***** AVAILABLE RECORDS

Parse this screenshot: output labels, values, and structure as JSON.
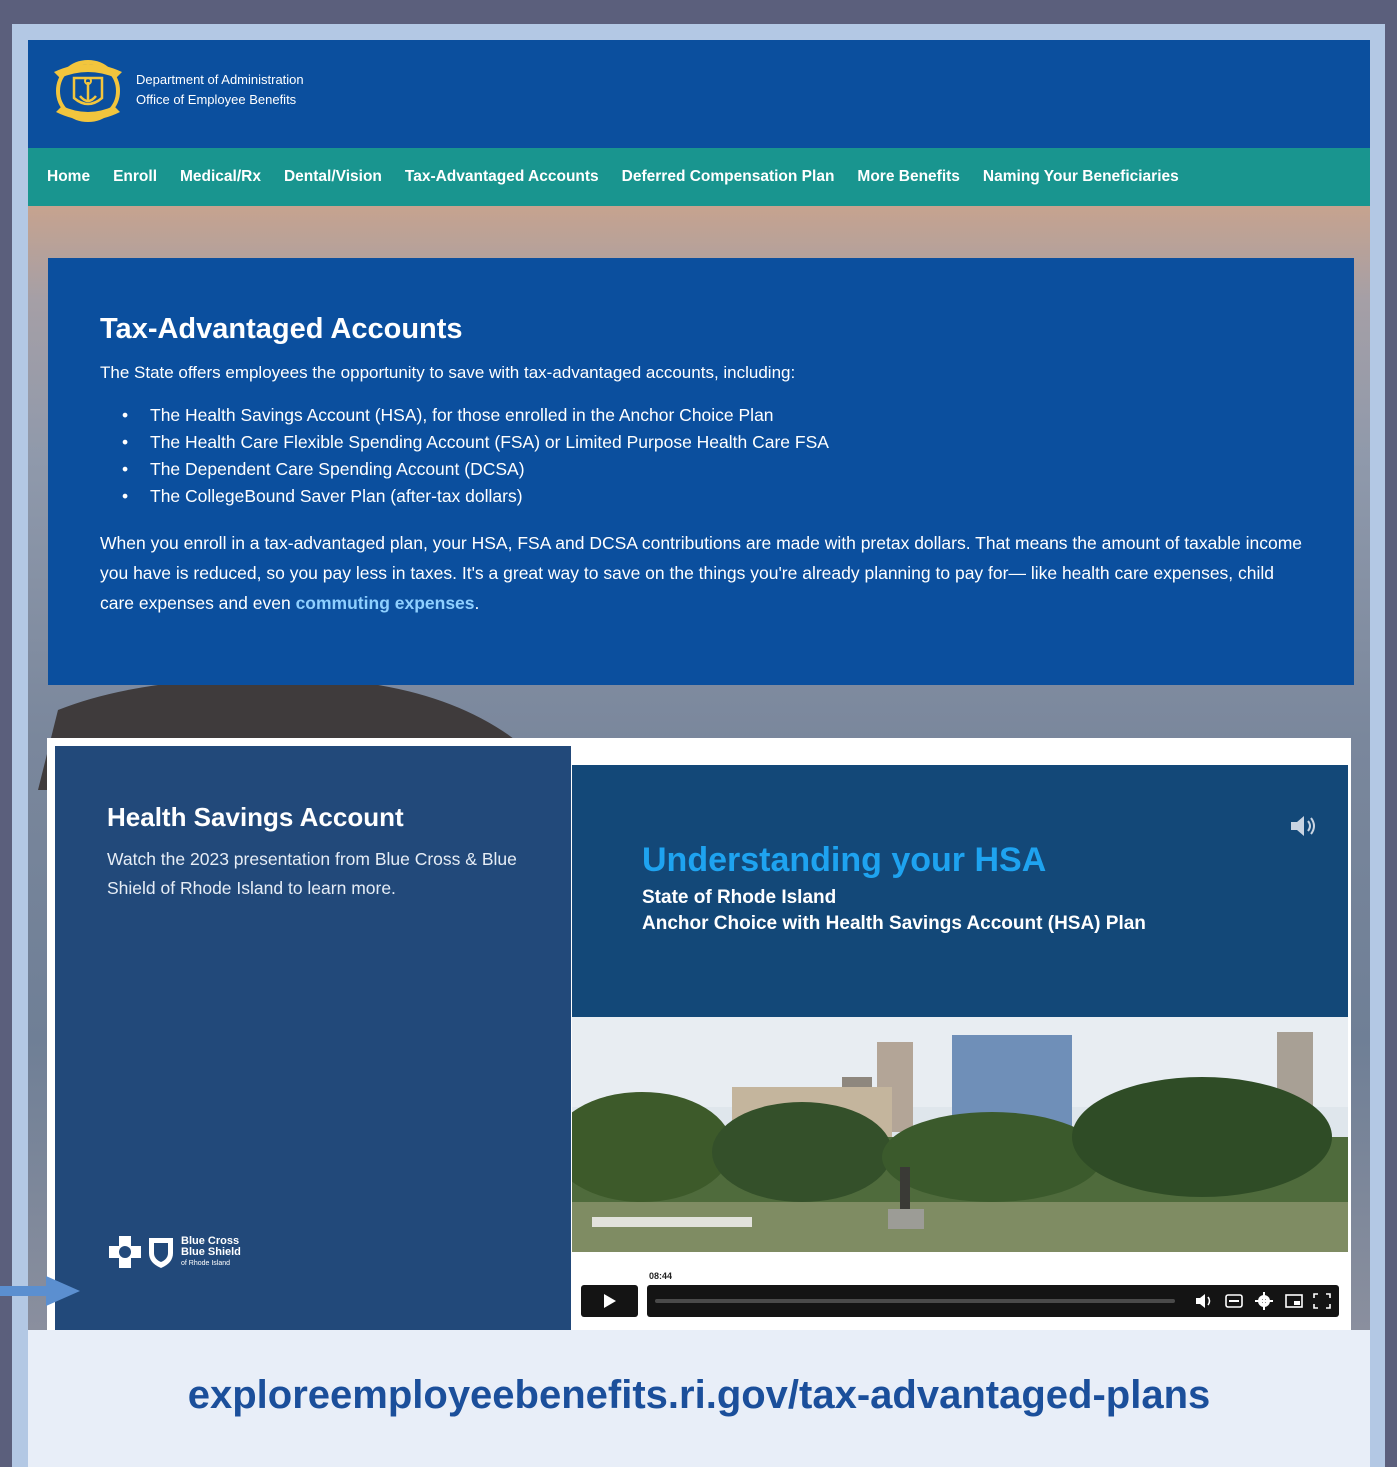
{
  "header": {
    "line1": "Department of Administration",
    "line2": "Office of Employee Benefits"
  },
  "nav": [
    "Home",
    "Enroll",
    "Medical/Rx",
    "Dental/Vision",
    "Tax-Advantaged Accounts",
    "Deferred Compensation Plan",
    "More Benefits",
    "Naming Your Beneficiaries"
  ],
  "tax": {
    "title": "Tax-Advantaged Accounts",
    "intro": "The State offers employees the opportunity to save with tax-advantaged accounts, including:",
    "items": [
      "The Health Savings Account (HSA), for those enrolled in the Anchor Choice Plan",
      "The Health Care Flexible Spending Account (FSA) or Limited Purpose Health Care FSA",
      "The Dependent Care Spending Account (DCSA)",
      "The CollegeBound Saver Plan (after-tax dollars)"
    ],
    "body": "When you enroll in a tax-advantaged plan, your HSA, FSA and DCSA contributions are made with pretax dollars. That means the amount of taxable income you have is reduced, so you pay less in taxes. It's a great way to save on the things you're already planning to pay for— like health care expenses, child care expenses and even",
    "link": "commuting expenses",
    "end": "."
  },
  "hsa": {
    "title": "Health Savings Account",
    "desc": "Watch the 2023 presentation from Blue Cross & Blue Shield of Rhode Island to learn more.",
    "logo_line1": "Blue Cross",
    "logo_line2": "Blue Shield",
    "logo_line3": "of Rhode Island"
  },
  "video": {
    "title": "Understanding your HSA",
    "sub1": "State of Rhode Island",
    "sub2": "Anchor Choice with Health Savings Account (HSA) Plan",
    "time": "08:44",
    "progress": 0
  },
  "url": "exploreemployeebenefits.ri.gov/tax-advantaged-plans",
  "colors": {
    "header": "#0b4f9e",
    "nav": "#19958f",
    "hsa_panel": "#22497a",
    "video_title": "#1ea3f0",
    "url": "#1b4f9b"
  }
}
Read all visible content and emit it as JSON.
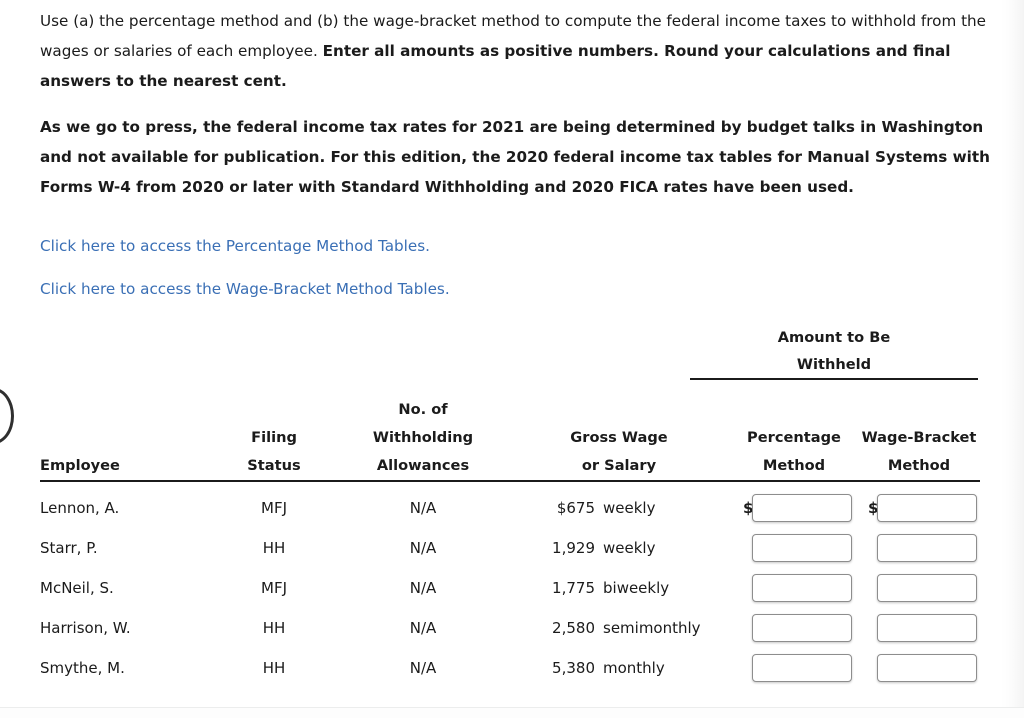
{
  "instructions": {
    "intro_lead": "Use (a) the percentage method and (b) the wage-bracket method to compute the federal income taxes to withhold from the wages or salaries of each employee. ",
    "intro_strong": "Enter all amounts as positive numbers. Round your calculations and final answers to the nearest cent.",
    "note": "As we go to press, the federal income tax rates for 2021 are being determined by budget talks in Washington and not available for publication. For this edition, the 2020 federal income tax tables for Manual Systems with Forms W-4 from 2020 or later with Standard Withholding and 2020 FICA rates have been used."
  },
  "links": {
    "percentage_tables": "Click here to access the Percentage Method Tables.",
    "wage_bracket_tables": "Click here to access the Wage-Bracket Method Tables."
  },
  "table": {
    "group_header": {
      "line1": "Amount to Be",
      "line2": "Withheld"
    },
    "headers": {
      "employee": "Employee",
      "filing_status_line1": "Filing",
      "filing_status_line2": "Status",
      "allowances_line1": "No. of",
      "allowances_line2": "Withholding",
      "allowances_line3": "Allowances",
      "wage_line1": "Gross Wage",
      "wage_line2": "or Salary",
      "percentage_line1": "Percentage",
      "percentage_line2": "Method",
      "bracket_line1": "Wage-Bracket",
      "bracket_line2": "Method"
    },
    "currency_symbol": "$",
    "input_placeholder": "",
    "rows": [
      {
        "employee": "Lennon, A.",
        "filing_status": "MFJ",
        "allowances": "N/A",
        "wage_amount": "$675",
        "wage_period": "weekly",
        "percentage_value": "",
        "bracket_value": "",
        "show_dollar": true
      },
      {
        "employee": "Starr, P.",
        "filing_status": "HH",
        "allowances": "N/A",
        "wage_amount": "1,929",
        "wage_period": "weekly",
        "percentage_value": "",
        "bracket_value": "",
        "show_dollar": false
      },
      {
        "employee": "McNeil, S.",
        "filing_status": "MFJ",
        "allowances": "N/A",
        "wage_amount": "1,775",
        "wage_period": "biweekly",
        "percentage_value": "",
        "bracket_value": "",
        "show_dollar": false
      },
      {
        "employee": "Harrison, W.",
        "filing_status": "HH",
        "allowances": "N/A",
        "wage_amount": "2,580",
        "wage_period": "semimonthly",
        "percentage_value": "",
        "bracket_value": "",
        "show_dollar": false
      },
      {
        "employee": "Smythe, M.",
        "filing_status": "HH",
        "allowances": "N/A",
        "wage_amount": "5,380",
        "wage_period": "monthly",
        "percentage_value": "",
        "bracket_value": "",
        "show_dollar": false
      }
    ]
  },
  "colors": {
    "link": "#3a6fb5",
    "text": "#1b1b1b",
    "rule": "#1b1b1b",
    "input_border": "#8d8d8d",
    "background": "#ffffff"
  }
}
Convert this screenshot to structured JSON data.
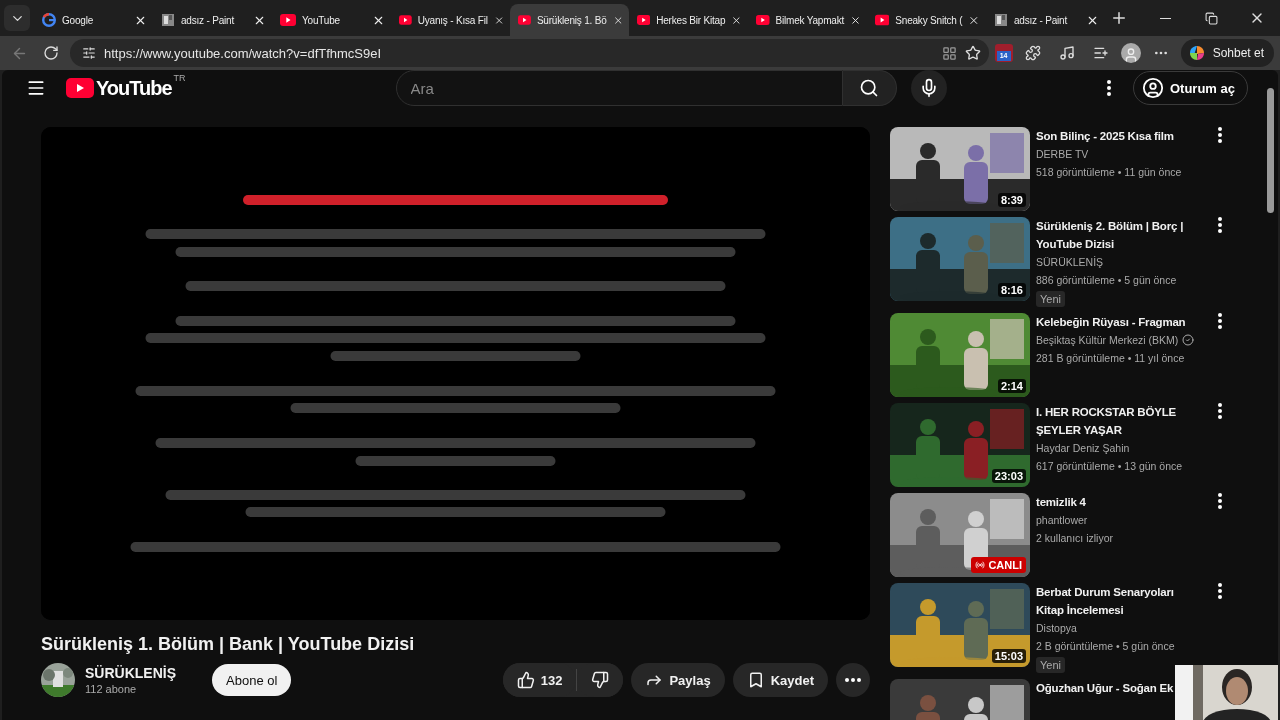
{
  "browser": {
    "tabs": [
      {
        "title": "Google",
        "kind": "google",
        "selected": false
      },
      {
        "title": "adsız - Paint",
        "kind": "paint",
        "selected": false
      },
      {
        "title": "YouTube",
        "kind": "youtube",
        "selected": false
      },
      {
        "title": "Uyanış - Kısa Fil",
        "kind": "youtube",
        "selected": false
      },
      {
        "title": "Sürükleniş 1. Bö",
        "kind": "youtube",
        "selected": true
      },
      {
        "title": "Herkes Bir Kitap",
        "kind": "youtube",
        "selected": false
      },
      {
        "title": "Bilmek Yapmakt",
        "kind": "youtube",
        "selected": false
      },
      {
        "title": "Sneaky Snitch (",
        "kind": "youtube",
        "selected": false
      },
      {
        "title": "adsız - Paint",
        "kind": "paint",
        "selected": false
      }
    ],
    "url": "https://www.youtube.com/watch?v=dfTfhmcS9eI",
    "calendar_badge": "14",
    "chat_button": "Sohbet et"
  },
  "header": {
    "logo": "YouTube",
    "region": "TR",
    "search_placeholder": "Ara",
    "sign_in": "Oturum aç"
  },
  "video": {
    "title": "Sürükleniş 1. Bölüm | Bank | YouTube Dizisi",
    "channel": "SÜRÜKLENİŞ",
    "subscribers": "112 abone",
    "subscribe": "Abone ol",
    "likes": "132",
    "share": "Paylaş",
    "save": "Kaydet"
  },
  "recommendations": [
    {
      "title": "Son Bilinç - 2025 Kısa film",
      "channel": "DERBE TV",
      "verified": false,
      "stats": "518 görüntüleme • 11 gün önce",
      "overlay": {
        "kind": "duration",
        "text": "8:39"
      }
    },
    {
      "title": "Sürükleniş 2. Bölüm | Borç | YouTube Dizisi",
      "channel": "SÜRÜKLENİŞ",
      "verified": false,
      "stats": "886 görüntüleme • 5 gün önce",
      "badge": "Yeni",
      "overlay": {
        "kind": "duration",
        "text": "8:16"
      }
    },
    {
      "title": "Kelebeğin Rüyası - Fragman",
      "channel": "Beşiktaş Kültür Merkezi (BKM)",
      "verified": true,
      "stats": "281 B görüntüleme • 11 yıl önce",
      "overlay": {
        "kind": "duration",
        "text": "2:14"
      }
    },
    {
      "title": "I. HER ROCKSTAR BÖYLE ŞEYLER YAŞAR",
      "channel": "Haydar Deniz Şahin",
      "verified": false,
      "stats": "617 görüntüleme • 13 gün önce",
      "overlay": {
        "kind": "duration",
        "text": "23:03"
      }
    },
    {
      "title": "temizlik 4",
      "channel": "phantlower",
      "verified": false,
      "stats": "2 kullanıcı izliyor",
      "overlay": {
        "kind": "live",
        "text": "CANLI"
      }
    },
    {
      "title": "Berbat Durum Senaryoları Kitap İncelemesi",
      "channel": "Distopya",
      "verified": false,
      "stats": "2 B görüntüleme • 5 gün önce",
      "badge": "Yeni",
      "overlay": {
        "kind": "duration",
        "text": "15:03"
      }
    },
    {
      "title": "Oğuzhan Uğur - Soğan Ek"
    }
  ]
}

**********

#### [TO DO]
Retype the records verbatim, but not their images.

#### [EXERCISE ANSWER]
Parse this screenshot: output labels, values, and structure as JSON.
{
  "header": {
    "line1": "Department of Administration",
    "line2": "Office of Employee Benefits"
  },
  "nav": [
    "Home",
    "Enroll",
    "Medical/Rx",
    "Dental/Vision",
    "Tax-Advantaged Accounts",
    "Deferred Compensation Plan",
    "More Benefits",
    "Naming Your Beneficiaries"
  ],
  "tax": {
    "title": "Tax-Advantaged Accounts",
    "intro": "The State offers employees the opportunity to save with tax-advantaged accounts, including:",
    "items": [
      "The Health Savings Account (HSA), for those enrolled in the Anchor Choice Plan",
      "The Health Care Flexible Spending Account (FSA) or Limited Purpose Health Care FSA",
      "The Dependent Care Spending Account (DCSA)",
      "The CollegeBound Saver Plan (after-tax dollars)"
    ],
    "body": "When you enroll in a tax-advantaged plan, your HSA, FSA and DCSA contributions are made with pretax dollars. That means the amount of taxable income you have is reduced, so you pay less in taxes. It's a great way to save on the things you're already planning to pay for— like health care expenses, child care expenses and even",
    "link": "commuting expenses",
    "end": "."
  },
  "hsa": {
    "title": "Health Savings Account",
    "desc": "Watch the 2023 presentation from Blue Cross & Blue Shield of Rhode Island to learn more.",
    "logo_line1": "Blue Cross",
    "logo_line2": "Blue Shield",
    "logo_line3": "of Rhode Island"
  },
  "video": {
    "title": "Understanding your HSA",
    "sub1": "State of Rhode Island",
    "sub2": "Anchor Choice with Health Savings Account (HSA) Plan",
    "time": "08:44",
    "progress": 0
  },
  "url": "exploreemployeebenefits.ri.gov/tax-advantaged-plans",
  "colors": {
    "header": "#0b4f9e",
    "nav": "#19958f",
    "hsa_panel": "#22497a",
    "video_title": "#1ea3f0",
    "url": "#1b4f9b"
  }
}
Read all visible content and emit it as JSON.
{
  "instructions": {
    "intro_lead": "Use (a) the percentage method and (b) the wage-bracket method to compute the federal income taxes to withhold from the wages or salaries of each employee. ",
    "intro_strong": "Enter all amounts as positive numbers. Round your calculations and final answers to the nearest cent.",
    "note": "As we go to press, the federal income tax rates for 2021 are being determined by budget talks in Washington and not available for publication. For this edition, the 2020 federal income tax tables for Manual Systems with Forms W-4 from 2020 or later with Standard Withholding and 2020 FICA rates have been used."
  },
  "links": {
    "percentage_tables": "Click here to access the Percentage Method Tables.",
    "wage_bracket_tables": "Click here to access the Wage-Bracket Method Tables."
  },
  "table": {
    "group_header": {
      "line1": "Amount to Be",
      "line2": "Withheld"
    },
    "headers": {
      "employee": "Employee",
      "filing_status_line1": "Filing",
      "filing_status_line2": "Status",
      "allowances_line1": "No. of",
      "allowances_line2": "Withholding",
      "allowances_line3": "Allowances",
      "wage_line1": "Gross Wage",
      "wage_line2": "or Salary",
      "percentage_line1": "Percentage",
      "percentage_line2": "Method",
      "bracket_line1": "Wage-Bracket",
      "bracket_line2": "Method"
    },
    "currency_symbol": "$",
    "input_placeholder": "",
    "rows": [
      {
        "employee": "Lennon, A.",
        "filing_status": "MFJ",
        "allowances": "N/A",
        "wage_amount": "$675",
        "wage_period": "weekly",
        "percentage_value": "",
        "bracket_value": "",
        "show_dollar": true
      },
      {
        "employee": "Starr, P.",
        "filing_status": "HH",
        "allowances": "N/A",
        "wage_amount": "1,929",
        "wage_period": "weekly",
        "percentage_value": "",
        "bracket_value": "",
        "show_dollar": false
      },
      {
        "employee": "McNeil, S.",
        "filing_status": "MFJ",
        "allowances": "N/A",
        "wage_amount": "1,775",
        "wage_period": "biweekly",
        "percentage_value": "",
        "bracket_value": "",
        "show_dollar": false
      },
      {
        "employee": "Harrison, W.",
        "filing_status": "HH",
        "allowances": "N/A",
        "wage_amount": "2,580",
        "wage_period": "semimonthly",
        "percentage_value": "",
        "bracket_value": "",
        "show_dollar": false
      },
      {
        "employee": "Smythe, M.",
        "filing_status": "HH",
        "allowances": "N/A",
        "wage_amount": "5,380",
        "wage_period": "monthly",
        "percentage_value": "",
        "bracket_value": "",
        "show_dollar": false
      }
    ]
  },
  "colors": {
    "link": "#3a6fb5",
    "text": "#1b1b1b",
    "rule": "#1b1b1b",
    "input_border": "#8d8d8d",
    "background": "#ffffff"
  }
}
Convert this screenshot to structured JSON data.
{
  "browser": {
    "tabs": [
      {
        "title": "Google",
        "kind": "google",
        "selected": false
      },
      {
        "title": "adsız - Paint",
        "kind": "paint",
        "selected": false
      },
      {
        "title": "YouTube",
        "kind": "youtube",
        "selected": false
      },
      {
        "title": "Uyanış - Kısa Fil",
        "kind": "youtube",
        "selected": false
      },
      {
        "title": "Sürükleniş 1. Bö",
        "kind": "youtube",
        "selected": true
      },
      {
        "title": "Herkes Bir Kitap",
        "kind": "youtube",
        "selected": false
      },
      {
        "title": "Bilmek Yapmakt",
        "kind": "youtube",
        "selected": false
      },
      {
        "title": "Sneaky Snitch (",
        "kind": "youtube",
        "selected": false
      },
      {
        "title": "adsız - Paint",
        "kind": "paint",
        "selected": false
      }
    ],
    "url": "https://www.youtube.com/watch?v=dfTfhmcS9eI",
    "calendar_badge": "14",
    "chat_button": "Sohbet et"
  },
  "header": {
    "logo": "YouTube",
    "region": "TR",
    "search_placeholder": "Ara",
    "sign_in": "Oturum aç"
  },
  "video": {
    "title": "Sürükleniş 1. Bölüm | Bank | YouTube Dizisi",
    "channel": "SÜRÜKLENİŞ",
    "subscribers": "112 abone",
    "subscribe": "Abone ol",
    "likes": "132",
    "share": "Paylaş",
    "save": "Kaydet"
  },
  "recommendations": [
    {
      "title": "Son Bilinç - 2025 Kısa film",
      "channel": "DERBE TV",
      "verified": false,
      "stats": "518 görüntüleme • 11 gün önce",
      "overlay": {
        "kind": "duration",
        "text": "8:39"
      }
    },
    {
      "title": "Sürükleniş 2. Bölüm | Borç | YouTube Dizisi",
      "channel": "SÜRÜKLENİŞ",
      "verified": false,
      "stats": "886 görüntüleme • 5 gün önce",
      "badge": "Yeni",
      "overlay": {
        "kind": "duration",
        "text": "8:16"
      }
    },
    {
      "title": "Kelebeğin Rüyası - Fragman",
      "channel": "Beşiktaş Kültür Merkezi (BKM)",
      "verified": true,
      "stats": "281 B görüntüleme • 11 yıl önce",
      "overlay": {
        "kind": "duration",
        "text": "2:14"
      }
    },
    {
      "title": "I. HER ROCKSTAR BÖYLE ŞEYLER YAŞAR",
      "channel": "Haydar Deniz Şahin",
      "verified": false,
      "stats": "617 görüntüleme • 13 gün önce",
      "overlay": {
        "kind": "duration",
        "text": "23:03"
      }
    },
    {
      "title": "temizlik 4",
      "channel": "phantlower",
      "verified": false,
      "stats": "2 kullanıcı izliyor",
      "overlay": {
        "kind": "live",
        "text": "CANLI"
      }
    },
    {
      "title": "Berbat Durum Senaryoları Kitap İncelemesi",
      "channel": "Distopya",
      "verified": false,
      "stats": "2 B görüntüleme • 5 gün önce",
      "badge": "Yeni",
      "overlay": {
        "kind": "duration",
        "text": "15:03"
      }
    },
    {
      "title": "Oğuzhan Uğur - Soğan Ek"
    }
  ]
}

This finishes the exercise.